Emergent Cybersecurity Risks Presented by Drones

Cybersecurity Risks

Emergent Cybersecurity Risks Presented by Drones- Drones are quickly becoming one of the most efficient ways to deliver packages and goods. Drones are used by the military to carry out dangerous human missions where someone could be killed. They’re also utilised for study because they can travel to places where humans can’t live. Unmanned aerial vehicles (UAVs) are another name for drones (UAVs). They are self-driving and use GPS (Global Positioning System) and GLONASS (Global Navigation Satellite System) to navigate to their destination.

As the use of drones (unmanned aerial vehicles) grows, so does their vulnerability to attacks, and so cybersecurity has become a key issue for autopilot systems.

GPS Spooling

Spooling is one of the most serious problems that drones face, and many professionals are working to develop a long-term solution. The technique of GPS spooling is used by hackers to confuse the drone. It is accomplished by delivering a signal to the drone, which the drone misinterprets as a signal from GPS satellites. It entails the creation of phoney GPS signals in order to tamper with the normal GPS system. This forces the drone to navigate to a fictitious location set by the attacker. The false location on the GPS system gives the impression that the controller is on the incorrect track when, in fact, they are on the right track. This is a cyber security concern that must be handled since it has the potential to result in a massive security breach. Malicious people can gain access to a drone, take control of it, and use it to do harm.

GPS Jamming

It’s a method that includes completely turning off the GPS navigation device. It involves a highly educated GPS jammer who uses a GPS jammer device to send signals with a comparable frequency. A GPS navigation system fails as a result, and the drone is disconnected from the controller station. The majority of jammer devices turn on and off to avoid being discovered.
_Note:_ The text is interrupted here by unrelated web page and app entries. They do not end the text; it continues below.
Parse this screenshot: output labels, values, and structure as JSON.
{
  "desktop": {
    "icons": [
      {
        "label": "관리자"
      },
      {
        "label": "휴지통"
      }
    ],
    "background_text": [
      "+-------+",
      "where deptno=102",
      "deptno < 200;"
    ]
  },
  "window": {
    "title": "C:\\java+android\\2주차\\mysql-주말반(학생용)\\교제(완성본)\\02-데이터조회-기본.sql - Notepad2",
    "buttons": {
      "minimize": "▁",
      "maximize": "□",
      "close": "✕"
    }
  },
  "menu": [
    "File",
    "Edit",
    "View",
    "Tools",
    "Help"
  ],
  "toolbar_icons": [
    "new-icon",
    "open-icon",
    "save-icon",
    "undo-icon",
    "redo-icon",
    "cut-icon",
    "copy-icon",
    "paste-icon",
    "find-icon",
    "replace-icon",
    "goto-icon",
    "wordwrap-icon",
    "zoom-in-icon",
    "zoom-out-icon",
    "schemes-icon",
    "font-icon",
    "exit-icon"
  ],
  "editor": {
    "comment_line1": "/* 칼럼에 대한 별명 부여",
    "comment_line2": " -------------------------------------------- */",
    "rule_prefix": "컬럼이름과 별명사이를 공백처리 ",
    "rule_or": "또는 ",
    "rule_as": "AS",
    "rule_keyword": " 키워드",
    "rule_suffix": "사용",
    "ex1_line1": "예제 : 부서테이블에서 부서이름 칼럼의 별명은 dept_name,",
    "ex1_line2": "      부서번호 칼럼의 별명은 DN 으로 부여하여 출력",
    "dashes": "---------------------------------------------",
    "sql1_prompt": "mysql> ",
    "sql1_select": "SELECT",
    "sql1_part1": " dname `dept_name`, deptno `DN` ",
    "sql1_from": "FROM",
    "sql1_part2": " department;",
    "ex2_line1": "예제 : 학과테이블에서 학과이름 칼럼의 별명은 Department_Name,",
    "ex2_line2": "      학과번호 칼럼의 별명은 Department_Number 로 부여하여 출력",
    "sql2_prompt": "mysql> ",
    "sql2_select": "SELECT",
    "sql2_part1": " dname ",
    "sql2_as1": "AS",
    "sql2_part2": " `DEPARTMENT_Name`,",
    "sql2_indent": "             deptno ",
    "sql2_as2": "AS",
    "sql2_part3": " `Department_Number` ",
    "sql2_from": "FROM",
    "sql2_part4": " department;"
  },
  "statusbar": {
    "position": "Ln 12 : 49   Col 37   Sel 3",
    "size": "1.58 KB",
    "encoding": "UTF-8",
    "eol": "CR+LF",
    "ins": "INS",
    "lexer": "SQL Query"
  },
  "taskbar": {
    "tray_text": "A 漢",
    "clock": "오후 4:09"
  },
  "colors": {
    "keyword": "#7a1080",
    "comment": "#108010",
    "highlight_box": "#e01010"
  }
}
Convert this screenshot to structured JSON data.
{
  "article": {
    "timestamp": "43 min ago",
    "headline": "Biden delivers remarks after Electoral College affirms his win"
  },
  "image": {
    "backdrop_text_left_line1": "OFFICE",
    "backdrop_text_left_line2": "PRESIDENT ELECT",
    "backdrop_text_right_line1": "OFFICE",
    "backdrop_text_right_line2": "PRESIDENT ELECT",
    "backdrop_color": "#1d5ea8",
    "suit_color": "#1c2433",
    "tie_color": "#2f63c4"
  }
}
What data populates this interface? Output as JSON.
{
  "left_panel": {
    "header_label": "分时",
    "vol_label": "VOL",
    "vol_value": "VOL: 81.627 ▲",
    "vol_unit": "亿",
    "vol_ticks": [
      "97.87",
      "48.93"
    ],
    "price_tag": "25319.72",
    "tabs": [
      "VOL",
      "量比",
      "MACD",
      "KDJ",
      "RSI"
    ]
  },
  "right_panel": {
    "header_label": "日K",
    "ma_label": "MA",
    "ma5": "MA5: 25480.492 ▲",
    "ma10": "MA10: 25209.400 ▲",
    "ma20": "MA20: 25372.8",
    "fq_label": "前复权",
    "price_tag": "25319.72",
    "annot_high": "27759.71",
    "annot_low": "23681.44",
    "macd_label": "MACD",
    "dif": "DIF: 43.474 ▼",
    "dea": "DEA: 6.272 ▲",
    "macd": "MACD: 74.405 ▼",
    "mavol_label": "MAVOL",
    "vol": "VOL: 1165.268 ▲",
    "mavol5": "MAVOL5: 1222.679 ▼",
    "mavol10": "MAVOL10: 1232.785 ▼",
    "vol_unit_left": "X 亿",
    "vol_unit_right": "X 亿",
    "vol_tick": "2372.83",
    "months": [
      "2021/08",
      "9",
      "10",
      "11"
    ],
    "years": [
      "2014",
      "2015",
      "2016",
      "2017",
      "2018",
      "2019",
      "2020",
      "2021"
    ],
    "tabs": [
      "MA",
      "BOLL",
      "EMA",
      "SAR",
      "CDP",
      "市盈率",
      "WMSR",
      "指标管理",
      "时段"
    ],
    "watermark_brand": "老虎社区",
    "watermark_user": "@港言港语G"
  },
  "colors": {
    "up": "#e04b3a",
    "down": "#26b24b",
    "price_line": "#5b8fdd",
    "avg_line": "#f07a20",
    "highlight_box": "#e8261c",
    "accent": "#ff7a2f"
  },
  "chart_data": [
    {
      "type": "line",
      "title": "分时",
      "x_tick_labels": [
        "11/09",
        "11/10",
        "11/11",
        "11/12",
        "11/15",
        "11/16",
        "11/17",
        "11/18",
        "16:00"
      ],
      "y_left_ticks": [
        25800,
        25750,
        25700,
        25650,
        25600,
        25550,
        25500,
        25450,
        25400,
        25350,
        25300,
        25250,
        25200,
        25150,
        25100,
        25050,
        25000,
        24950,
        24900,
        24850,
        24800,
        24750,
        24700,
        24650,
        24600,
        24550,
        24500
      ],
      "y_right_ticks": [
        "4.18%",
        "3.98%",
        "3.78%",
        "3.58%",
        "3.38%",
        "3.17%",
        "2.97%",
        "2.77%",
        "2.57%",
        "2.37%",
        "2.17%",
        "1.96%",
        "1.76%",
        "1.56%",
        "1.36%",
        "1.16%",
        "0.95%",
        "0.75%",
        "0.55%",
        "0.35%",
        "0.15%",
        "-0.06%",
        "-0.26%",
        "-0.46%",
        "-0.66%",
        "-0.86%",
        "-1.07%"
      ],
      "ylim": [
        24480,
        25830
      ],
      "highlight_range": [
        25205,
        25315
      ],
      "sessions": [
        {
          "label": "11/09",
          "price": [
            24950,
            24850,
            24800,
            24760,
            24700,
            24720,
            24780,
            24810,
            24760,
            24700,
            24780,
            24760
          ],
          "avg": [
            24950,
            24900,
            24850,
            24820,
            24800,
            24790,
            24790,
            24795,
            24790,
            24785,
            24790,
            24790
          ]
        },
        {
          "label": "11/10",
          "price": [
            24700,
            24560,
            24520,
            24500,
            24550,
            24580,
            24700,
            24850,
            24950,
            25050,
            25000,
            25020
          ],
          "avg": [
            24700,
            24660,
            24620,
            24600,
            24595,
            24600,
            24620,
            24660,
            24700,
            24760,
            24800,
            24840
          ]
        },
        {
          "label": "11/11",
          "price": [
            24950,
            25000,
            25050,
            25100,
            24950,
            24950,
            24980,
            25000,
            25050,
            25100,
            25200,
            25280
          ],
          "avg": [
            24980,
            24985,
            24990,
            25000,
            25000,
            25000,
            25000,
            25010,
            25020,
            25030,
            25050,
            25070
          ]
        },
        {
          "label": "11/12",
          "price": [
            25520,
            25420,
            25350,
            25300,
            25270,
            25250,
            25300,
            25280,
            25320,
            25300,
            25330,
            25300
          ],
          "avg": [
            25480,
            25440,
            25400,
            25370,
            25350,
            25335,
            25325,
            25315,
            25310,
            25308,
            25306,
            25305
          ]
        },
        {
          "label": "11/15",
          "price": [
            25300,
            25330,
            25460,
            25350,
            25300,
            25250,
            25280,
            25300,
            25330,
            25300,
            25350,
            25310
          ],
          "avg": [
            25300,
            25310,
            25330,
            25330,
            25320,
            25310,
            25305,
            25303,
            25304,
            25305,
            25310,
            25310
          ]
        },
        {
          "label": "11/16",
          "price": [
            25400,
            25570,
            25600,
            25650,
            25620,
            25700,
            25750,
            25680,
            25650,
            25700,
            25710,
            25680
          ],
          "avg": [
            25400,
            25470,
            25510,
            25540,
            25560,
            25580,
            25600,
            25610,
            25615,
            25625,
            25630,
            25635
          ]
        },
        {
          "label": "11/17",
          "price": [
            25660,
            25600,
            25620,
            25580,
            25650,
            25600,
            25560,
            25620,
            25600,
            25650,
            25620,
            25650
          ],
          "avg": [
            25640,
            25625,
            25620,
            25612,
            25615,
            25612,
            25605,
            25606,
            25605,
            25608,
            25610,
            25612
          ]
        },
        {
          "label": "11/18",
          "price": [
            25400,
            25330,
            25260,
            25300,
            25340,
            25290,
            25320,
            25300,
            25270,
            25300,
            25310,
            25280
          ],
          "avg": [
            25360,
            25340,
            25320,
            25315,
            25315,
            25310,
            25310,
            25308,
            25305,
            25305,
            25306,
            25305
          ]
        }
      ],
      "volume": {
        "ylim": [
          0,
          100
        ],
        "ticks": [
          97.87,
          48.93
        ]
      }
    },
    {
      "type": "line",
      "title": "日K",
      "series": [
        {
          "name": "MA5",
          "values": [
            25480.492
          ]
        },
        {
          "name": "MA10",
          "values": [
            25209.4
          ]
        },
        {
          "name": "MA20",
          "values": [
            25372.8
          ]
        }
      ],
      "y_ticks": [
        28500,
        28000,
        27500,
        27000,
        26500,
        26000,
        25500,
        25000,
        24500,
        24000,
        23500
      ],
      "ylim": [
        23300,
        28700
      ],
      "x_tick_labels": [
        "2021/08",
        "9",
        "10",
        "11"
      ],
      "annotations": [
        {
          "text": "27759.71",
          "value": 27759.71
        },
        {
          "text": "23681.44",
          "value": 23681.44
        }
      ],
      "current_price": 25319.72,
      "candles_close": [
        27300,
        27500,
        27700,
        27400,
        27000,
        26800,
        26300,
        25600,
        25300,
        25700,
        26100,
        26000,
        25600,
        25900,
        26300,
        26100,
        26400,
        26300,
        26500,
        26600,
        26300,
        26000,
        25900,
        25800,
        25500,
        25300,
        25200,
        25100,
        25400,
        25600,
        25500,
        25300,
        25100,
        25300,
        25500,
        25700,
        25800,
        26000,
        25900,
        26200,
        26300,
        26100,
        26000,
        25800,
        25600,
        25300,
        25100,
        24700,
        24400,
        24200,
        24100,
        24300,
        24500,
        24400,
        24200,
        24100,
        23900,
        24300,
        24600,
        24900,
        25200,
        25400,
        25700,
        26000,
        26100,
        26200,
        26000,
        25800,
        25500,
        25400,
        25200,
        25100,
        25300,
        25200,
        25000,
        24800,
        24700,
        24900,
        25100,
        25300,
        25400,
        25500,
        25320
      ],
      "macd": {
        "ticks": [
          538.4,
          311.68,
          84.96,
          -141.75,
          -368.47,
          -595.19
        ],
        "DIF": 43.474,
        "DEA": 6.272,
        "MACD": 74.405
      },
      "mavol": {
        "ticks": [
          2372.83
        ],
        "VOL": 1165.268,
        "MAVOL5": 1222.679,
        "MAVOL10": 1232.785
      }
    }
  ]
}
Drone jamming can force it to fall and crash, resulting in significant damage to very valued products and information.

Facilitation of a physical access to unsecured systems

Drones can allow hackers to get access to insecure systems. This is feasible when hostile actors take advantage of the close proximity given by drones to target unsecured systems, devices, or even networks in order to collect important and secret data that could fall into the wrong hands. This is accomplished by exploiting network gaps provided by drones, which are controlled by a virtual pilot. Unmanned aerial vehicles can also be hijacked and exploited by hackers to gain access to information and data from businesses. Malware can also be pre-installed in order to control it or obtain access to data and information.

Collision Risks

Because of the rising use of drones, the airspace is now clogged with drones and aeroplanes, and we will soon see crashes. Drones are at grave danger of colliding with planes.

Mitigation Measures

All wireless networks, gadgets, and drones must be monitored at all times. Updates and patches should be installed on a regular basis to ensure that any flaws are patched in a timely way. When a new component is added, default passwords should always be changed right away. To keep hackers at bay, all information and data should be encrypted, access controls should be stringent, and a firewall is a must. To avoid collisions, people in charge of the drones must maintain a high level of concentration.

Jennifer Thomas
Jennifer Thomas is the Co-founder and Chief Business Development Officer at Cybers Guards. Prior to that, She was responsible for leading its Cyber Security Practice and Cyber Security Operations Center, which provided managed security services.